❝ Now Americans have rebelled by supporting someone who wants to fortify America against foreigners as well as foreign-made goods. The power structure understandably fears that Trump’s isolationism will stymie economic growth. But most Americans couldn’t care less about growth because for years they have received few of its benefits, while suffering most of its burdens in the forms of lost jobs and lower wages.
The power structure is shocked by the outcome of the 2016 election because it has cut itself off from the lives of most Americans. Perhaps it also doesn’t wish to understand, because that would mean acknowledging its role in enabling the presidency of Donald Trump.
Yes, I’m older than Robert Reich. Definitely more cynical. I’ve been watching the process he describes since the Truman Administration. Hypocrites like Hubert Humphrey helped found the Americans for Democratic Action as an antidote to progressive and class-conscious activism. Ain’t nothing quite like class collaboration to get your heart pumping – if your political life is dedicated to 2-party folderol over class confrontation and warfare.
Other than that – I agree with his analysis. My criticism is more of timeline and details.

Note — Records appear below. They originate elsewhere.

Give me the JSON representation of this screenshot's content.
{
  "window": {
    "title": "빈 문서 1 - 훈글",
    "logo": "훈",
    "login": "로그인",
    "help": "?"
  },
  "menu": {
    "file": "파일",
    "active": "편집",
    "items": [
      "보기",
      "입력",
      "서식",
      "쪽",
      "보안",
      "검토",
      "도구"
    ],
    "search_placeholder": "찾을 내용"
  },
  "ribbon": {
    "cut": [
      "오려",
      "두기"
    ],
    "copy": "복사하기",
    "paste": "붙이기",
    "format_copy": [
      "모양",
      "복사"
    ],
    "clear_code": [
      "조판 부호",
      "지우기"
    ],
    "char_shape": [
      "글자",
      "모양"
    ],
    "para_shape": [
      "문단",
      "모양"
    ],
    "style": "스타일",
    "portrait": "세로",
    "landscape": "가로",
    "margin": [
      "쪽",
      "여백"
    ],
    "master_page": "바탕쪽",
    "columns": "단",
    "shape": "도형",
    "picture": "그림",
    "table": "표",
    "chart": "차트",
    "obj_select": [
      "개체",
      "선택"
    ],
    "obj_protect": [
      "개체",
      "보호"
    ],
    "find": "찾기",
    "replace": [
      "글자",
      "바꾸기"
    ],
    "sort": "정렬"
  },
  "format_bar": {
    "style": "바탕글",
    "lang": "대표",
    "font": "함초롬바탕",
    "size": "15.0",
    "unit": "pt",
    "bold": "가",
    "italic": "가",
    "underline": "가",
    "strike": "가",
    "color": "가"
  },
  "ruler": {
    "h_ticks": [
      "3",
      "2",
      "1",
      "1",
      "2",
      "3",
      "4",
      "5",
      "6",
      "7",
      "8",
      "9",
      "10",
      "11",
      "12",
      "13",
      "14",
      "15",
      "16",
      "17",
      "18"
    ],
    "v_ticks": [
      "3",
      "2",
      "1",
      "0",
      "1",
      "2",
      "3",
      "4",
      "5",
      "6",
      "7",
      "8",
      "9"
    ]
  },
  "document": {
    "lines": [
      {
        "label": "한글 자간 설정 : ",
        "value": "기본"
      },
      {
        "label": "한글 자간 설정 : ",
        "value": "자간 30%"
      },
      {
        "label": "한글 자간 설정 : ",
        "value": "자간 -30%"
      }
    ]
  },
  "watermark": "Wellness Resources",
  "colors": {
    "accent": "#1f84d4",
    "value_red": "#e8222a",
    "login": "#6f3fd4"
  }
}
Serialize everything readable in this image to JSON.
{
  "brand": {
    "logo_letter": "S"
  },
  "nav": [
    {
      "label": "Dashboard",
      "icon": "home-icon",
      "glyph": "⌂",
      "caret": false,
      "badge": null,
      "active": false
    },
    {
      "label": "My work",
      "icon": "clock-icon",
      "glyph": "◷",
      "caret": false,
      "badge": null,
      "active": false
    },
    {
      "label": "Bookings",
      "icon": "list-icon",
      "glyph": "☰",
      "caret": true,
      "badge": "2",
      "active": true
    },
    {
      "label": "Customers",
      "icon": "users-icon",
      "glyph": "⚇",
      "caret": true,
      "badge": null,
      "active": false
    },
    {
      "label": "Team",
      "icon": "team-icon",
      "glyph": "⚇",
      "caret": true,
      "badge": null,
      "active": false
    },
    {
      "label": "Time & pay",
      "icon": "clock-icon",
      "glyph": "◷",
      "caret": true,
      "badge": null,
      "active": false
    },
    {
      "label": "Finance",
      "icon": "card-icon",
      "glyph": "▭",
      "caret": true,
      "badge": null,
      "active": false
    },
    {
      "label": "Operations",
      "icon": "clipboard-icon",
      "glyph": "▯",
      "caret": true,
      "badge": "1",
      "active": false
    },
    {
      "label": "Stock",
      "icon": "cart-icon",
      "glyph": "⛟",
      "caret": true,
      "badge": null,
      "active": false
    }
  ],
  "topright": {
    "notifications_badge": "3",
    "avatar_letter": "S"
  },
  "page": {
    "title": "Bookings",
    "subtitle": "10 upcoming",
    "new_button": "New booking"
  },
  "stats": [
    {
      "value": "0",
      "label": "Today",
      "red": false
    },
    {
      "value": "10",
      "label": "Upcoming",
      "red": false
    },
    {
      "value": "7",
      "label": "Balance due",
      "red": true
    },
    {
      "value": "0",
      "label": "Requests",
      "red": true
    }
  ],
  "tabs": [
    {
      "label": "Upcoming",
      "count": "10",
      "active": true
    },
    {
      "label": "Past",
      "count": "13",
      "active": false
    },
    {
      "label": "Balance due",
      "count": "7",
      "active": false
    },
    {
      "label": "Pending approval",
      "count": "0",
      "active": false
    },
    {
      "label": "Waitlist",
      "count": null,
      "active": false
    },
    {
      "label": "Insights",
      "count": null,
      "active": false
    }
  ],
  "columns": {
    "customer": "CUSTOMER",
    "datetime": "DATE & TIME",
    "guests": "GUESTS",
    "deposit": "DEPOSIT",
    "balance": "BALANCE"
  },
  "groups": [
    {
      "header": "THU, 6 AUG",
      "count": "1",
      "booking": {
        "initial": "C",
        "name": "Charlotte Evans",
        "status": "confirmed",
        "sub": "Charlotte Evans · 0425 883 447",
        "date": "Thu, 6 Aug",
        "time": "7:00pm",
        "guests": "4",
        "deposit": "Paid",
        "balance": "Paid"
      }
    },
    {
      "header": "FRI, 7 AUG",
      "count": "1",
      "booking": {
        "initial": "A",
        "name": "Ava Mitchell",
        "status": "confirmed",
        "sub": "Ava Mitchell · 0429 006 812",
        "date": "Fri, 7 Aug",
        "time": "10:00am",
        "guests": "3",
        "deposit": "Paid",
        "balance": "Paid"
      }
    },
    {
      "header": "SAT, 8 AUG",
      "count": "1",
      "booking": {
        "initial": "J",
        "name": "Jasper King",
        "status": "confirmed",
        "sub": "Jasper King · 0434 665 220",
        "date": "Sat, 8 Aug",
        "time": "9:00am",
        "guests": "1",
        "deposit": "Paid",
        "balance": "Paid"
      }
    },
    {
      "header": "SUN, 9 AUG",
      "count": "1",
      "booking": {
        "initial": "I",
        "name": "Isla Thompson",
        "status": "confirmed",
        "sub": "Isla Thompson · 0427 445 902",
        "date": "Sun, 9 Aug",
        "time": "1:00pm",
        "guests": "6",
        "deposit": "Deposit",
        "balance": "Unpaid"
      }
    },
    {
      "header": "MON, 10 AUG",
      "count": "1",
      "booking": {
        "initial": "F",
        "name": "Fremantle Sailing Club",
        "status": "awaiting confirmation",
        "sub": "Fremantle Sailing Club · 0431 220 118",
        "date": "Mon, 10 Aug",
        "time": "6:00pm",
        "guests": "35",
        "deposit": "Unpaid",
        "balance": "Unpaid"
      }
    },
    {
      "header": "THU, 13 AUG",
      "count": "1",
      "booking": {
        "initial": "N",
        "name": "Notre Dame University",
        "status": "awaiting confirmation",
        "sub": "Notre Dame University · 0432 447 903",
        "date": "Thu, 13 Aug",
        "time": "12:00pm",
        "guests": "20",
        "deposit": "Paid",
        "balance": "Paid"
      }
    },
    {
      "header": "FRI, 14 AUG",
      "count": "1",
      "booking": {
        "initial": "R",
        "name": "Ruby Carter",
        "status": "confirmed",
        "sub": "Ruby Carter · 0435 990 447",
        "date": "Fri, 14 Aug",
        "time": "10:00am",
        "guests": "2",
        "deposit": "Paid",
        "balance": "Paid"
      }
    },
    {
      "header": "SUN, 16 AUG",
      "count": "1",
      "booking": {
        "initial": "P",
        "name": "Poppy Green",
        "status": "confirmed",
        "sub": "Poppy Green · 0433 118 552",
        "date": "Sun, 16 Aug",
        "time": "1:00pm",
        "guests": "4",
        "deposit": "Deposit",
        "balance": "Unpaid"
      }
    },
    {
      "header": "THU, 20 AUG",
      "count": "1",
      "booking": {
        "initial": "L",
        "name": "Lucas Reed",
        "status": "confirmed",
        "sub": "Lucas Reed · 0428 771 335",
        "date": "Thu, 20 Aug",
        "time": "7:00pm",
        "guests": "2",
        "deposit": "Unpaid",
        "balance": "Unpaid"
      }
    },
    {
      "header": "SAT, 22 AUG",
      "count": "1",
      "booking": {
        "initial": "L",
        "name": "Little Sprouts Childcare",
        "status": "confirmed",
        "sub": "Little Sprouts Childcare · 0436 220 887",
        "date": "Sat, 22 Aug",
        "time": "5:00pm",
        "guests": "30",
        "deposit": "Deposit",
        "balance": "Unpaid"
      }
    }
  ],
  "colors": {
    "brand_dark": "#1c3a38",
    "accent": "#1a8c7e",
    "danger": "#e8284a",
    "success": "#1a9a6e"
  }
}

I’m still a working class guy from a New England factory town. I went to work in a shithole factory when I was 17 years old – when Democrats were falling over each other to prove to Joe McCarthy, the Republican Party and America’s media barons they could red-bait with the worst of them. It took the civil rights movement, the anti-war movement, to shove Dems into class consciousness, sort of, again. What Reich describes is the second sellout in my lifetime.